== PROBLEM TO WORK ON ==
Which lines below contain the word "first"? Copy each of them.

Data excerpts
-=-=-=-=-
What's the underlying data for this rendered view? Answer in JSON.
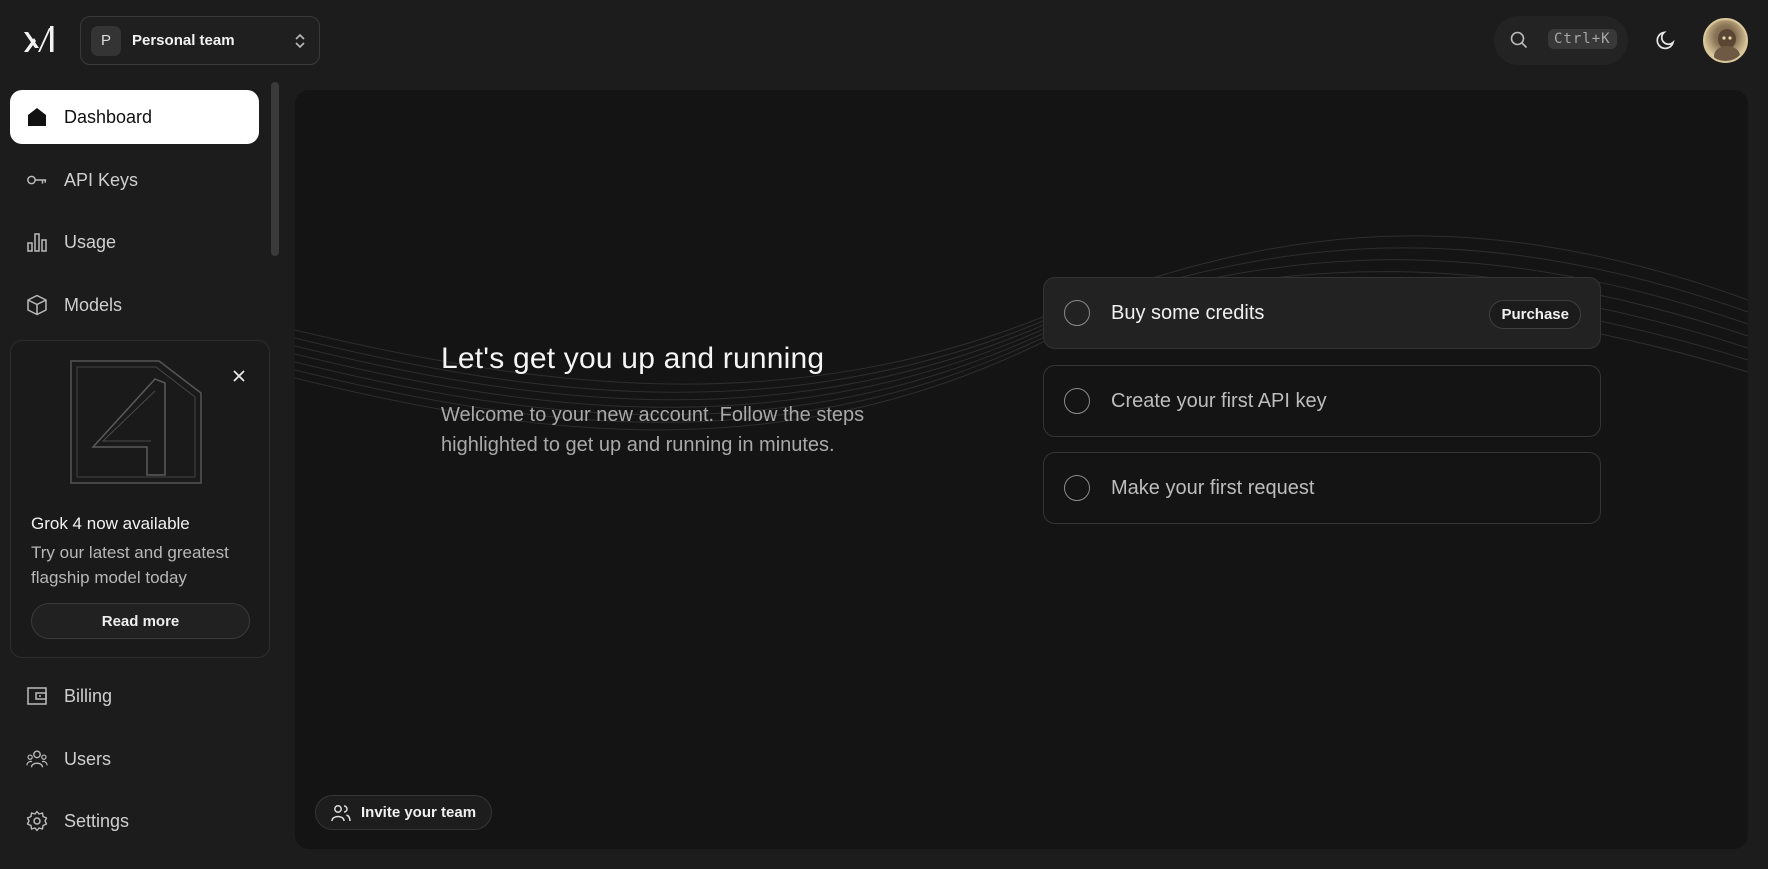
{
  "header": {
    "team": {
      "initial": "P",
      "name": "Personal team"
    },
    "search": {
      "shortcut": "Ctrl+K",
      "icon": "search-icon"
    },
    "theme_icon": "moon-icon",
    "avatar_icon": "user-avatar"
  },
  "sidebar": {
    "items": [
      {
        "label": "Dashboard",
        "icon": "home-icon",
        "active": true
      },
      {
        "label": "API Keys",
        "icon": "key-icon"
      },
      {
        "label": "Usage",
        "icon": "bar-chart-icon"
      },
      {
        "label": "Models",
        "icon": "cube-icon"
      },
      {
        "label": "Billing",
        "icon": "wallet-icon"
      },
      {
        "label": "Users",
        "icon": "users-icon"
      },
      {
        "label": "Settings",
        "icon": "gear-icon"
      }
    ],
    "promo": {
      "title": "Grok 4 now available",
      "text": "Try our latest and greatest flagship model today",
      "button": "Read more"
    }
  },
  "main": {
    "title": "Let's get you up and running",
    "subtitle": "Welcome to your new account. Follow the steps highlighted to get up and running in minutes.",
    "steps": [
      {
        "label": "Buy some credits",
        "action": "Purchase",
        "highlighted": true
      },
      {
        "label": "Create your first API key"
      },
      {
        "label": "Make your first request"
      }
    ],
    "invite_label": "Invite your team"
  },
  "colors": {
    "background": "#1c1c1c",
    "panel": "#141414",
    "active_nav": "#ffffff"
  }
}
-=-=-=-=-
== ANSWER SPACE ==
        "label": "Create your first API key"
        "label": "Make your first request"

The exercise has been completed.